I was fishing a two ounce feeder to hold over to the far bank, and using an elastic band round the feeder to keep the single maggot hook bait, on a size 18, within an inch of the feeder. This is because the chub attack the feeder itself, sucking out the maggots, so this fools them into thinking the hook bait is just a maggot escaping from the feeder.
Normally when fishing this method you get a lot of liners, caused by the chub hitting the feeder, but there was so much rubbish coming down that I didn’t know whether I had fish in the swim or not. I was effectively fishing blind, either I would get a bite, or I wouldn’t, I just kept the feeder hitting the far bank.
“Whack!” As I sat there feeling sorry for myself, the tip absolutely cracked round and I just picked up the rod, firmly attached to a big fish. A typical deep solid fight, with occasional ‘thud, thud’ followed, and I knew it was a big chub on the end. It was a pretty hairy 10 minutes, hoping the size 18 and 2,6 lb line would hold firm. The debris coming down river didn’t help matters. Crunch time playing big fish on light line is when they get near the bank, and after steering the chub through the mid-river, I was waiting for a glimpse. I had the net ready, and I was determined the first look at the fish would see it in the net. And like the last fish I caught, that carp back in September, it went in first time.

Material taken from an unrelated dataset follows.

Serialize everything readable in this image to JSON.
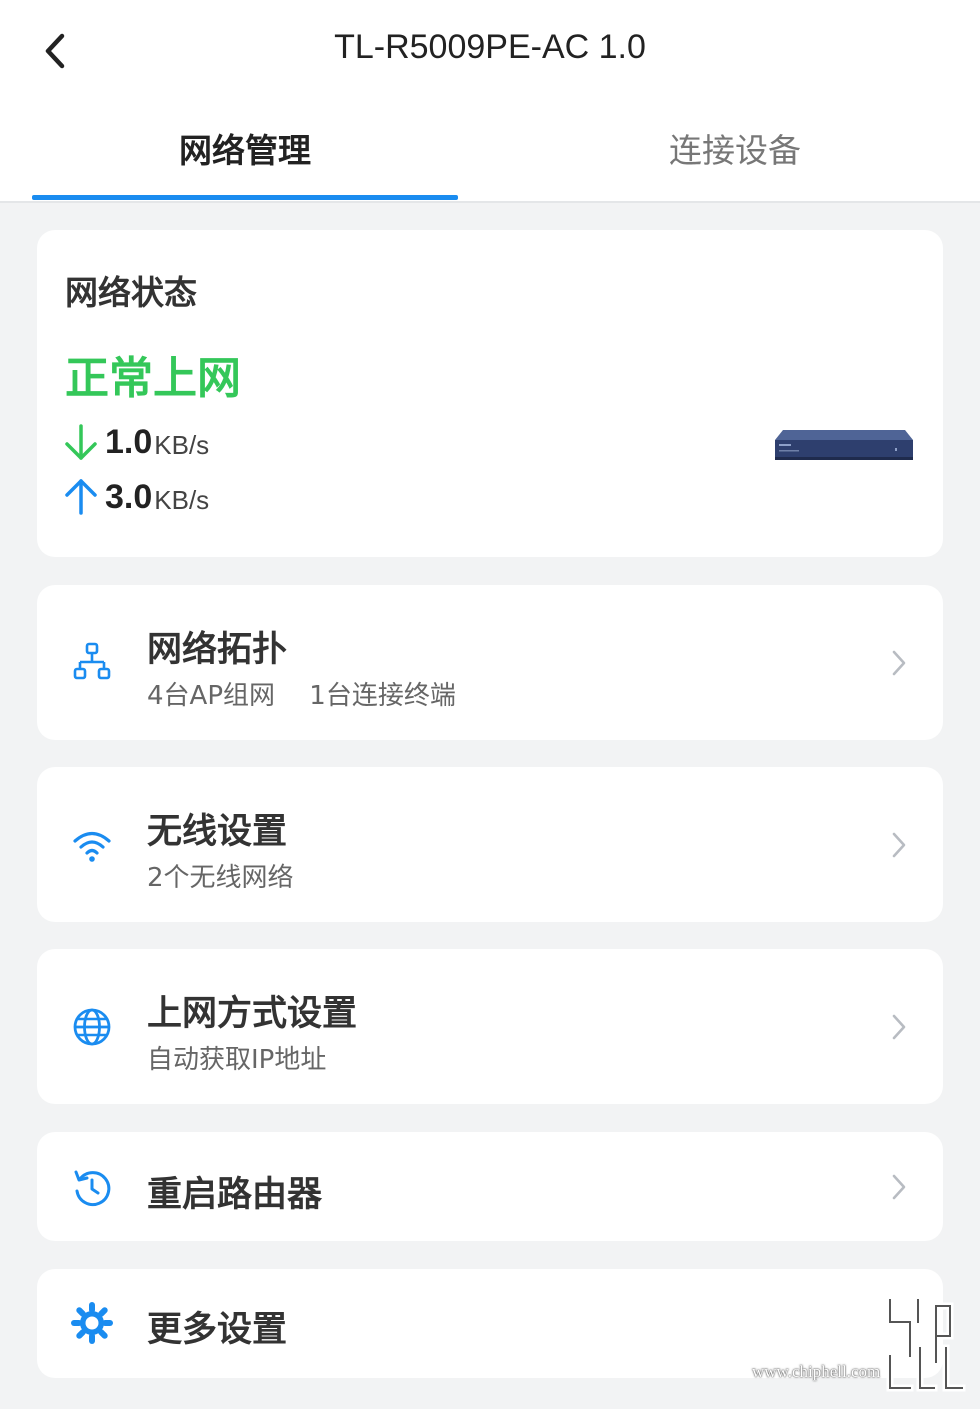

It was fitting that at this point Pete Reading turned up for a chat to see how I was doing, and he was chuffed that I’d used his gear to good effect. He helped me weigh the fish, and despite looking like a scraper five, the scales whacked round to 5lb 13oz! After thanking Pete for the use of his rod, I asked for one last favourâ€¦. Could he take some photos? He grasped the use of the digital much quicker than Dad, and took some real quality pics. Thanks again Pete! It was a new personal best for me, and usually at this point, soaked through, tired, running out of bait and goal achieved, I would have given up, but as it was my only session in long while, I fished on. I didn’t have any more fish, but for the first time all day I was relaxed. I just sat there with a smug grin on my face, waiting for the sun to go behind the trees.
Afterwards at the evening fundraiser, we discovered that amongst 50 capable barbel anglers, only one small barbel was caught. And so John Harding won the match for the second time. Congratulations John! It looks like I made the right decision going for chub! Someone else who went for chub was good pal and RMC Angling Geezer, Adrian Ellis. And what a chub! After upping his personal best to 5lb 13oz in last years match (sound familiar?) he had an absolute monster of 6lb 8oz. Well done Adrian!

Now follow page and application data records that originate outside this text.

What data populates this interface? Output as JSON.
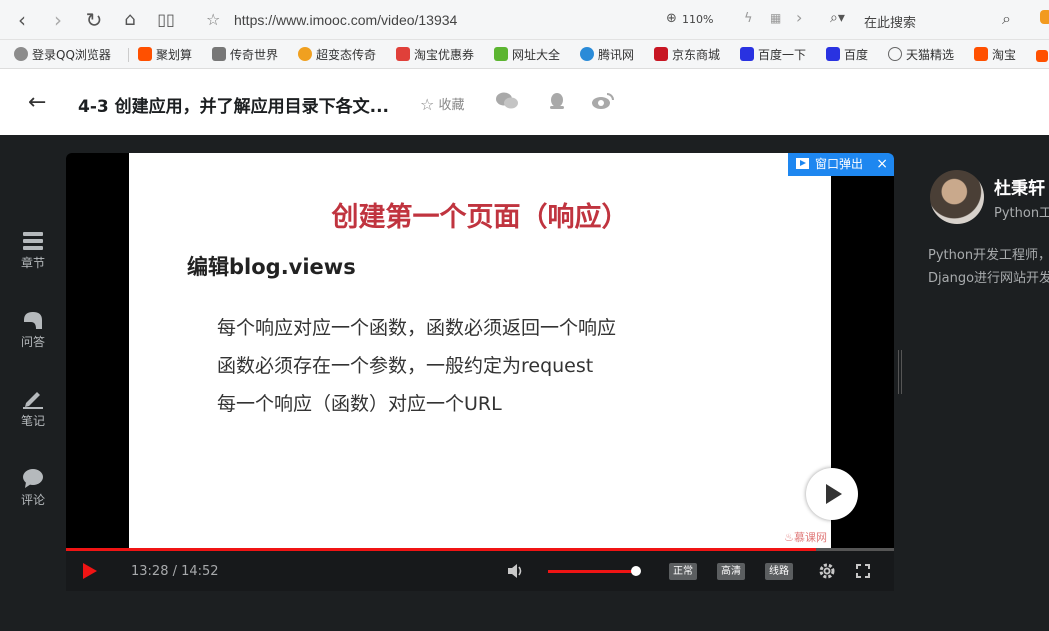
{
  "browser": {
    "url": "https://www.imooc.com/video/13934",
    "zoom": "110%",
    "search_placeholder": "在此搜索"
  },
  "bookmarks": [
    {
      "label": "登录QQ浏览器",
      "icon": "user-icon",
      "color": "#888888"
    },
    {
      "label": "聚划算",
      "icon": "juhuasuan-icon",
      "color": "#ff5000"
    },
    {
      "label": "传奇世界",
      "icon": "game-icon",
      "color": "#666666"
    },
    {
      "label": "超变态传奇",
      "icon": "smile-icon",
      "color": "#f0a020"
    },
    {
      "label": "淘宝优惠券",
      "icon": "coupon-icon",
      "color": "#e0403a"
    },
    {
      "label": "网址大全",
      "icon": "hao-icon",
      "color": "#5cb531"
    },
    {
      "label": "腾讯网",
      "icon": "tencent-icon",
      "color": "#2a8bd8"
    },
    {
      "label": "京东商城",
      "icon": "jd-icon",
      "color": "#c81623"
    },
    {
      "label": "百度一下",
      "icon": "baidu-icon",
      "color": "#2932e1"
    },
    {
      "label": "百度",
      "icon": "baidu-icon",
      "color": "#2932e1"
    },
    {
      "label": "天猫精选",
      "icon": "globe-icon",
      "color": "#666666"
    },
    {
      "label": "淘宝",
      "icon": "taobao-icon",
      "color": "#ff5000"
    }
  ],
  "header": {
    "title": "4-3 创建应用，并了解应用目录下各文...",
    "favorite_label": "收藏"
  },
  "side_nav": [
    {
      "label": "章节",
      "icon": "chapters-icon"
    },
    {
      "label": "问答",
      "icon": "qa-icon"
    },
    {
      "label": "笔记",
      "icon": "note-icon"
    },
    {
      "label": "评论",
      "icon": "comment-icon"
    }
  ],
  "slide": {
    "title": "创建第一个页面（响应）",
    "subtitle": "编辑blog.views",
    "lines": [
      "每个响应对应一个函数，函数必须返回一个响应",
      "函数必须存在一个参数，一般约定为request",
      "每一个响应（函数）对应一个URL"
    ],
    "logo": "慕课网"
  },
  "player": {
    "popout_label": "窗口弹出",
    "time": "13:28 / 14:52",
    "progress": 0.906,
    "volume": 0.95,
    "speed_label": "正常",
    "quality_label": "高清",
    "route_label": "线路"
  },
  "teacher": {
    "name": "杜秉轩",
    "title": "Python工",
    "desc_line1": "Python开发工程师，",
    "desc_line2": "Django进行网站开发"
  },
  "colors": {
    "accent_red": "#f01414",
    "popout_blue": "#1e87f0",
    "slide_title": "#c0343f"
  }
}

And that seems a very fitting and optimistic place to leave things. Two trips, two months, two gorgeous lumps. It will be Christmas before I’m out there again, but at least I’ve got those two photos to admire on my computer.
Once again, tight lines,
Fred – 2002